WORK ORDER
Below are the records; copy every line in them that holds the string "icon".

EXTRACTED DATA

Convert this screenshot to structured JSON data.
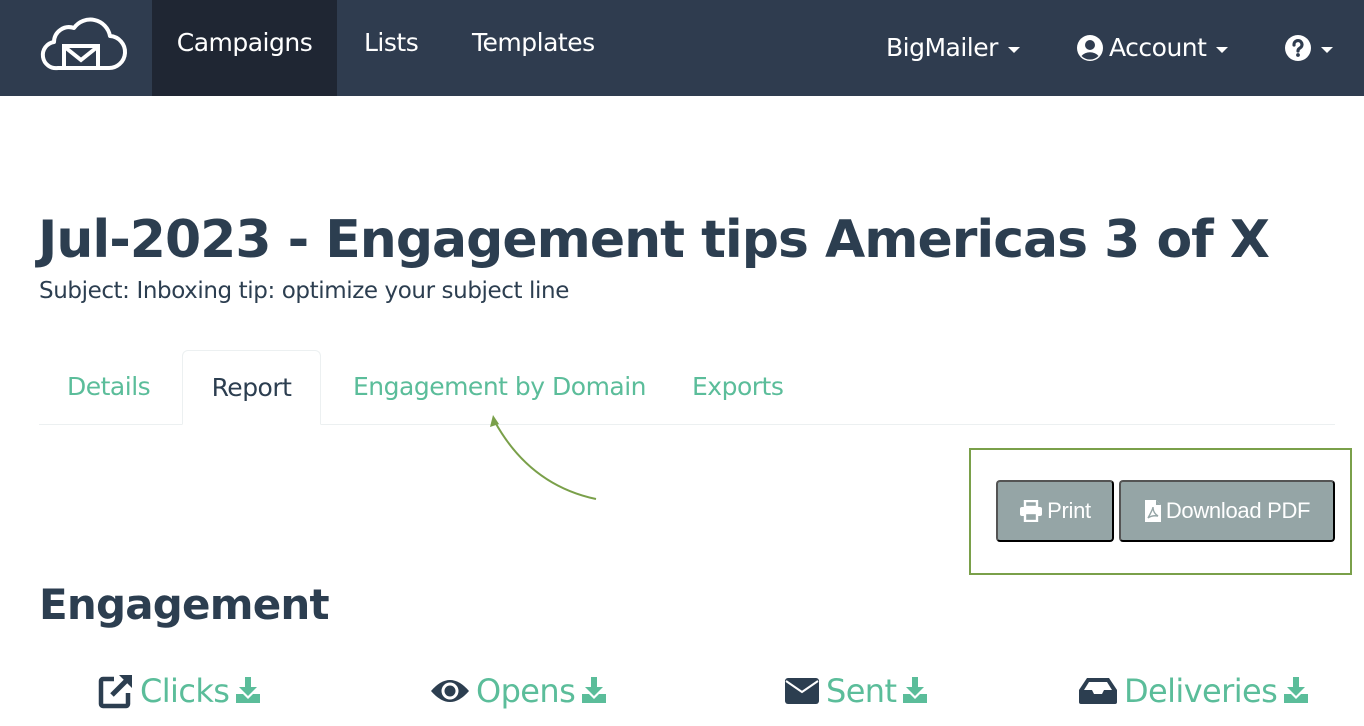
{
  "navbar": {
    "logo": "cloud-mail-logo",
    "items": [
      {
        "label": "Campaigns",
        "active": true
      },
      {
        "label": "Lists",
        "active": false
      },
      {
        "label": "Templates",
        "active": false
      }
    ],
    "right": {
      "org_label": "BigMailer",
      "account_label": "Account",
      "help_icon": "question-circle-icon"
    }
  },
  "header": {
    "title": "Jul-2023 - Engagement tips Americas 3 of X",
    "subject": "Subject: Inboxing tip: optimize your subject line"
  },
  "tabs": [
    {
      "label": "Details",
      "active": false
    },
    {
      "label": "Report",
      "active": true
    },
    {
      "label": "Engagement by Domain",
      "active": false
    },
    {
      "label": "Exports",
      "active": false
    }
  ],
  "actions": {
    "print_label": "Print",
    "pdf_label": "Download PDF"
  },
  "engagement": {
    "title": "Engagement",
    "metrics": [
      {
        "label": "Clicks",
        "icon": "external-link-icon"
      },
      {
        "label": "Opens",
        "icon": "eye-icon"
      },
      {
        "label": "Sent",
        "icon": "envelope-icon"
      },
      {
        "label": "Deliveries",
        "icon": "inbox-icon"
      }
    ]
  },
  "colors": {
    "navbar": "#2f3c4f",
    "navbar_active": "#1f2633",
    "accent": "#5bbd9a",
    "text": "#2c3e50",
    "button": "#95a5a6",
    "annotation": "#7aa04a"
  }
}
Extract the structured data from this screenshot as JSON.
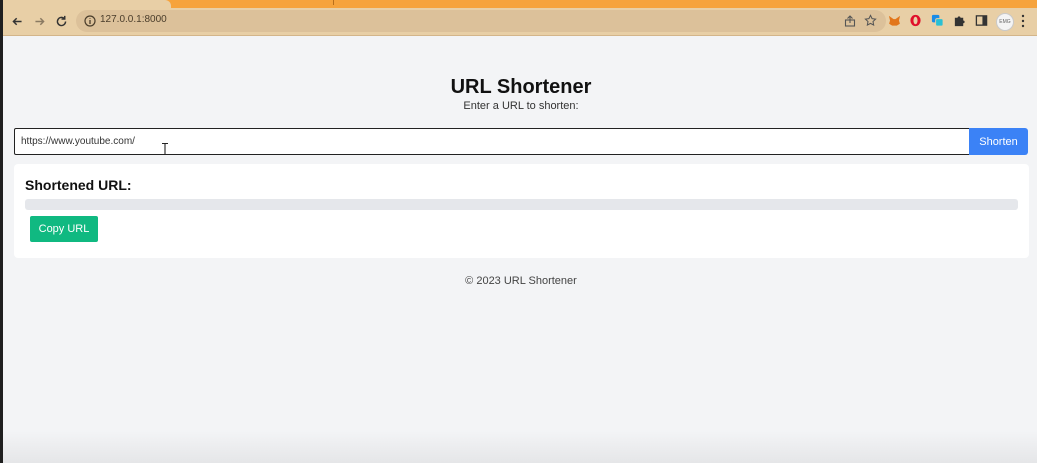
{
  "browser": {
    "url": "127.0.0.1:8000",
    "profile_label": "EMG",
    "colors": {
      "tab_strip": "#f6a33c",
      "toolbar": "#e8cfa6"
    }
  },
  "page": {
    "title": "URL Shortener",
    "subtitle": "Enter a URL to shorten:",
    "input_value": "https://www.youtube.com/",
    "shorten_label": "Shorten",
    "result_heading": "Shortened URL:",
    "shortened_url": "",
    "copy_label": "Copy URL",
    "footer": "© 2023 URL Shortener",
    "colors": {
      "shorten_button": "#3b82f6",
      "copy_button": "#10b981"
    }
  }
}
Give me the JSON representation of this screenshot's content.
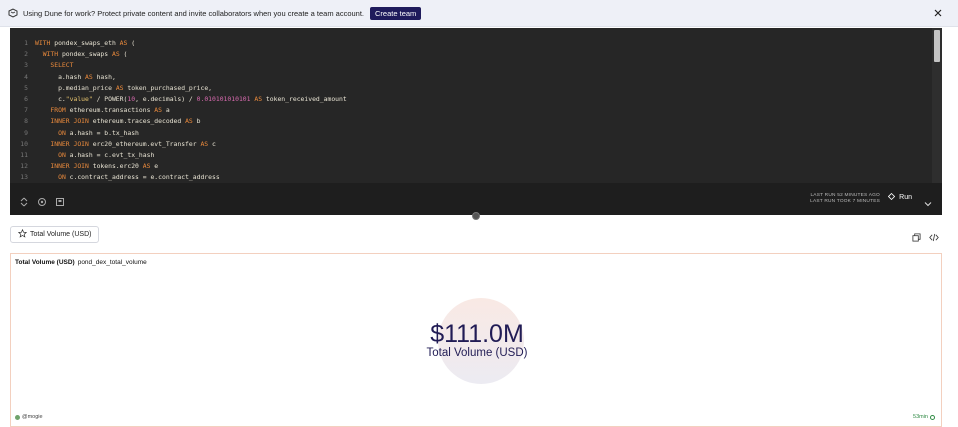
{
  "banner": {
    "message": "Using Dune for work? Protect private content and invite collaborators when you create a team account.",
    "create_team_label": "Create team"
  },
  "editor": {
    "lines": [
      {
        "n": "1",
        "html": "<span class=\"kw\">WITH</span> pondex_swaps_eth <span class=\"kw\">AS</span> ("
      },
      {
        "n": "2",
        "html": "  <span class=\"kw\">WITH</span> pondex_swaps <span class=\"kw\">AS</span> ("
      },
      {
        "n": "3",
        "html": "    <span class=\"kw\">SELECT</span>"
      },
      {
        "n": "4",
        "html": "      a.hash <span class=\"kw\">AS</span> hash,"
      },
      {
        "n": "5",
        "html": "      p.median_price <span class=\"kw\">AS</span> token_purchased_price,"
      },
      {
        "n": "6",
        "html": "      c.<span class=\"str\">\"value\"</span> / POWER(<span class=\"num\">10</span>, e.decimals) / <span class=\"num\">0.010101010101</span> <span class=\"kw\">AS</span> token_received_amount"
      },
      {
        "n": "7",
        "html": "    <span class=\"kw\">FROM</span> ethereum.transactions <span class=\"kw\">AS</span> a"
      },
      {
        "n": "8",
        "html": "    <span class=\"kw\">INNER JOIN</span> ethereum.traces_decoded <span class=\"kw\">AS</span> b"
      },
      {
        "n": "9",
        "html": "      <span class=\"kw\">ON</span> a.hash = b.tx_hash"
      },
      {
        "n": "10",
        "html": "    <span class=\"kw\">INNER JOIN</span> erc20_ethereum.evt_Transfer <span class=\"kw\">AS</span> c"
      },
      {
        "n": "11",
        "html": "      <span class=\"kw\">ON</span> a.hash = c.evt_tx_hash"
      },
      {
        "n": "12",
        "html": "    <span class=\"kw\">INNER JOIN</span> tokens.erc20 <span class=\"kw\">AS</span> e"
      },
      {
        "n": "13",
        "html": "      <span class=\"kw\">ON</span> c.contract_address = e.contract_address"
      }
    ]
  },
  "toolbar": {
    "last_run_1": "LAST RUN 52 MINUTES AGO",
    "last_run_2": "LAST RUN TOOK 7 MINUTES",
    "run_label": "Run"
  },
  "visual_tab": {
    "label": "Total Volume (USD)"
  },
  "counter": {
    "title": "Total Volume (USD)",
    "subtitle": "pond_dex_total_volume",
    "value": "$111.0M",
    "label": "Total Volume (USD)",
    "author": "@mogie",
    "age": "53min"
  },
  "colors": {
    "accent": "#1f1b5c",
    "editor_bg": "#262626",
    "keyword": "#ea8a3c",
    "number": "#d96bb0",
    "fresh": "#2f8a44"
  }
}
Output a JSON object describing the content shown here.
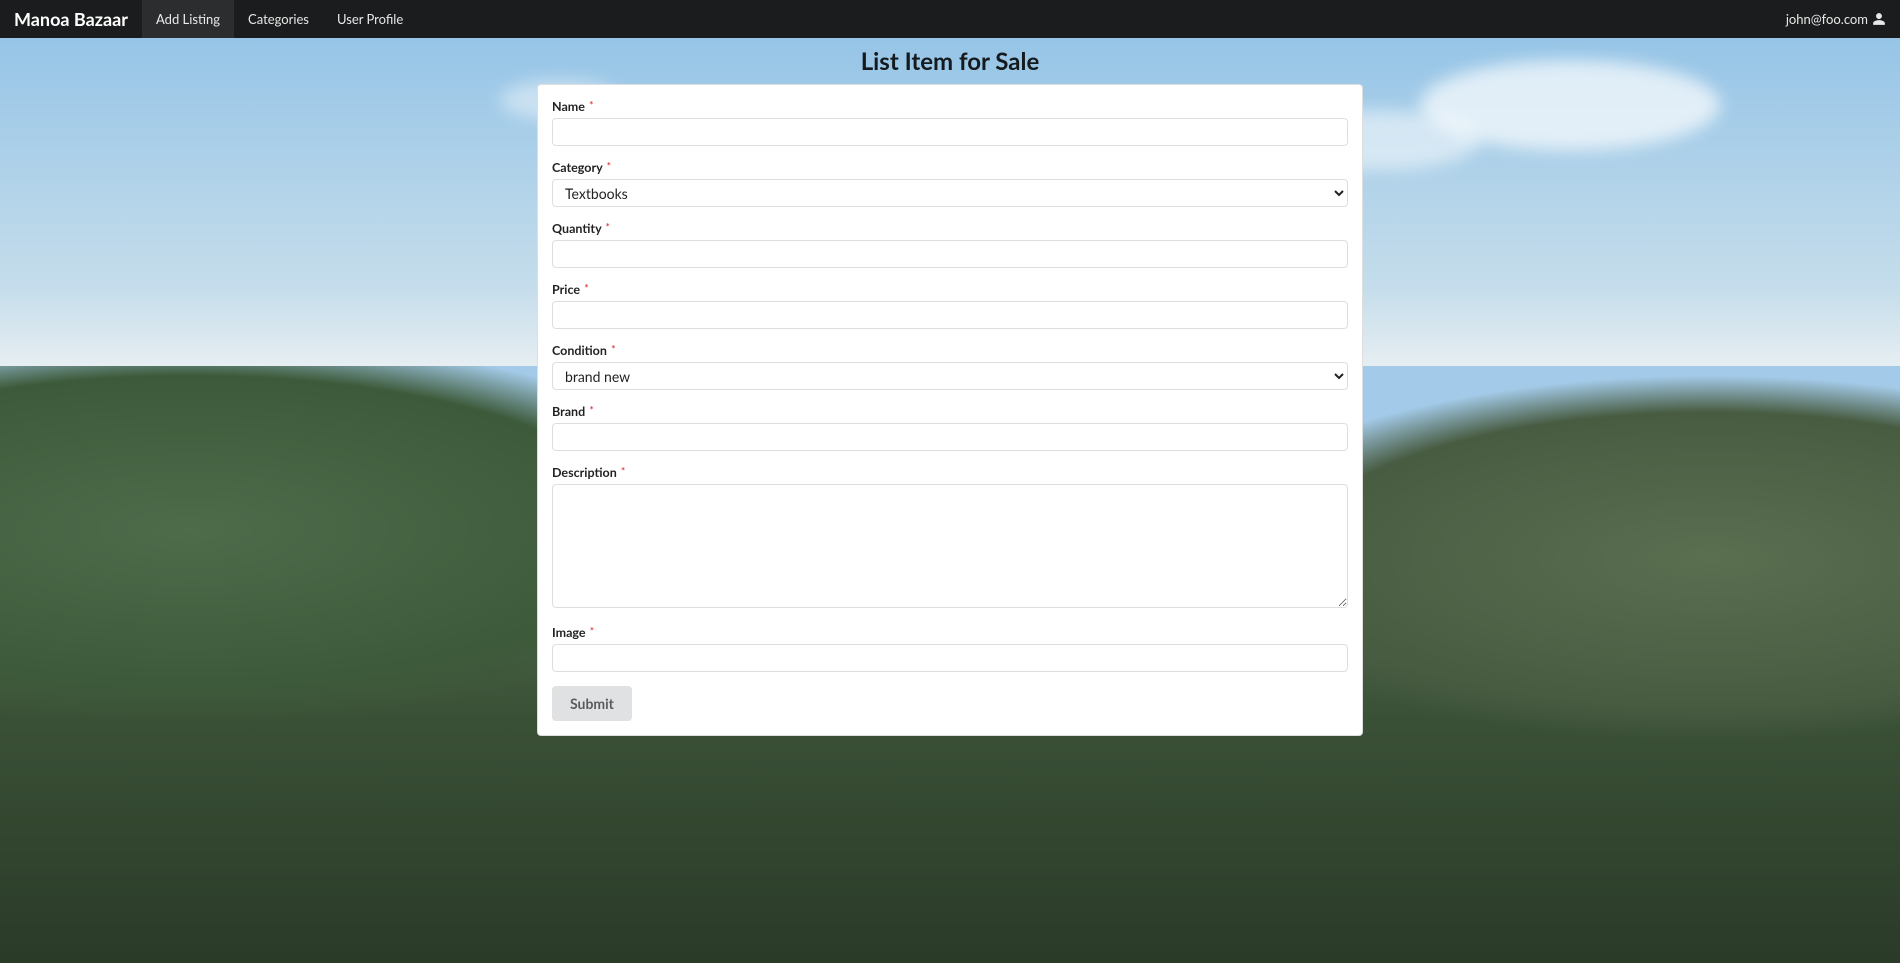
{
  "navbar": {
    "brand": "Manoa Bazaar",
    "items": [
      {
        "label": "Add Listing",
        "active": true
      },
      {
        "label": "Categories",
        "active": false
      },
      {
        "label": "User Profile",
        "active": false
      }
    ],
    "user": "john@foo.com"
  },
  "page": {
    "title": "List Item for Sale"
  },
  "form": {
    "fields": {
      "name": {
        "label": "Name",
        "value": ""
      },
      "category": {
        "label": "Category",
        "value": "Textbooks",
        "options": [
          "Textbooks"
        ]
      },
      "quantity": {
        "label": "Quantity",
        "value": ""
      },
      "price": {
        "label": "Price",
        "value": ""
      },
      "condition": {
        "label": "Condition",
        "value": "brand new",
        "options": [
          "brand new"
        ]
      },
      "brand": {
        "label": "Brand",
        "value": ""
      },
      "description": {
        "label": "Description",
        "value": ""
      },
      "image": {
        "label": "Image",
        "value": ""
      }
    },
    "submit_label": "Submit",
    "required_marker": "*"
  }
}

OUTPUT
      "help_icon": "question-circle-icon"
        "icon": "external-link-icon"
        "icon": "eye-icon"
        "icon": "envelope-icon"
        "icon": "inbox-icon"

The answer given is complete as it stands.